AS THE DEFAULT pale ale from a brewery known for balance, Firestone Walker’s Pale 31 could have turned out dowdy—dependable and drinkable but wholly unremarkable. Happily, it isn’t. Though admittedly lesser than the exemplary Union Jack IPA and unlikely to top many lists of America’s best pale ale, Pale 31 still has plenty going for it. Flavorful and refreshing without being aggressive, its careful proportions and layered hop flavors (not just bitterness) are quintessentially Firestone.
The beer pours a lambent gold (7 SRM) with persistent effervescence filtering up from the bottom of the glass and a head moderate in size but pleasantly creamy. Unsurprisingly, the citric honey of Cascade hops take a leading role in aroma and flavor, though this is hardly a one-man show. Centennial and Chinook were also used for late-kettle additions and dry-hopping alike, giving Pale 31 a robust profile of resin, pine, grapefruit, zest, and so forth. Bittering with Fuggle hops accounts for 38 IBUs that are present and palate-cleansing (the heftiest punch shows up just before the aftertaste) without being unduly spiked by excessive carbonation or bicarbonates.
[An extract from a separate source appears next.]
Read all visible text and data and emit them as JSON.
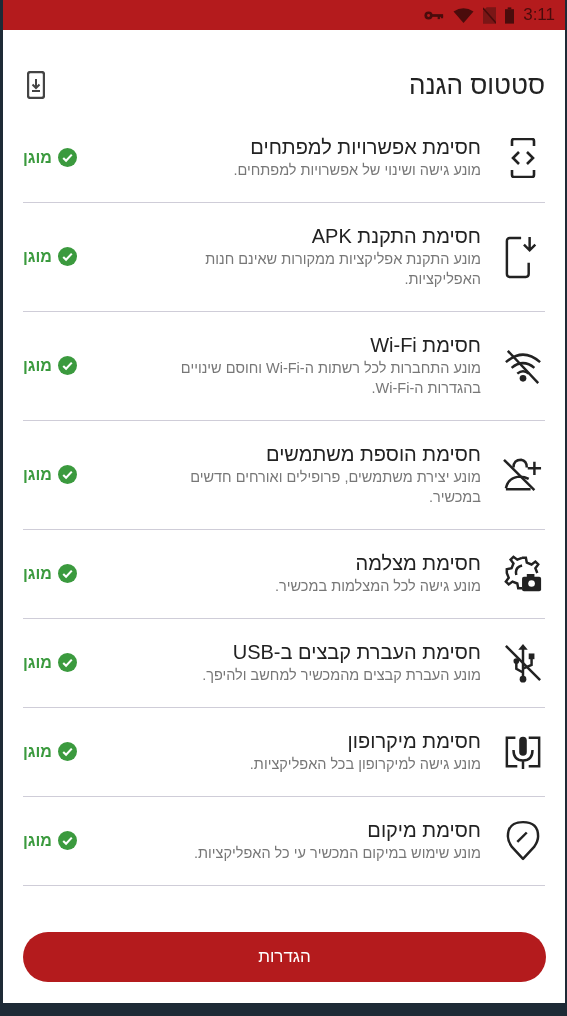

The body is moderate, comprised of an unusually diverse malt bill (for an APA) that includes 2-row, Maris Otter, crystal, and Munich. The result is fairly transparent for all its components, though, aside from a little cereal flavor and grain texture in the aftertaste. It remains substantial enough to sit just over the carbonation level, keep up with the bitterness through the finish, and obscure any impression of the 4.9% ABV. Altogether Pale 31 isn’t a revelatory experience, but such easygoing contours can only come from meticulous calculations and a rare diligence in the brewhouse.
Served: 12 oz bottle
Note: Rated in a vacuum this beer would score several notches higher. Yet we also live in a world that contains Double Jack and Parabola, and even those powerful testaments must concede some few points to perfection.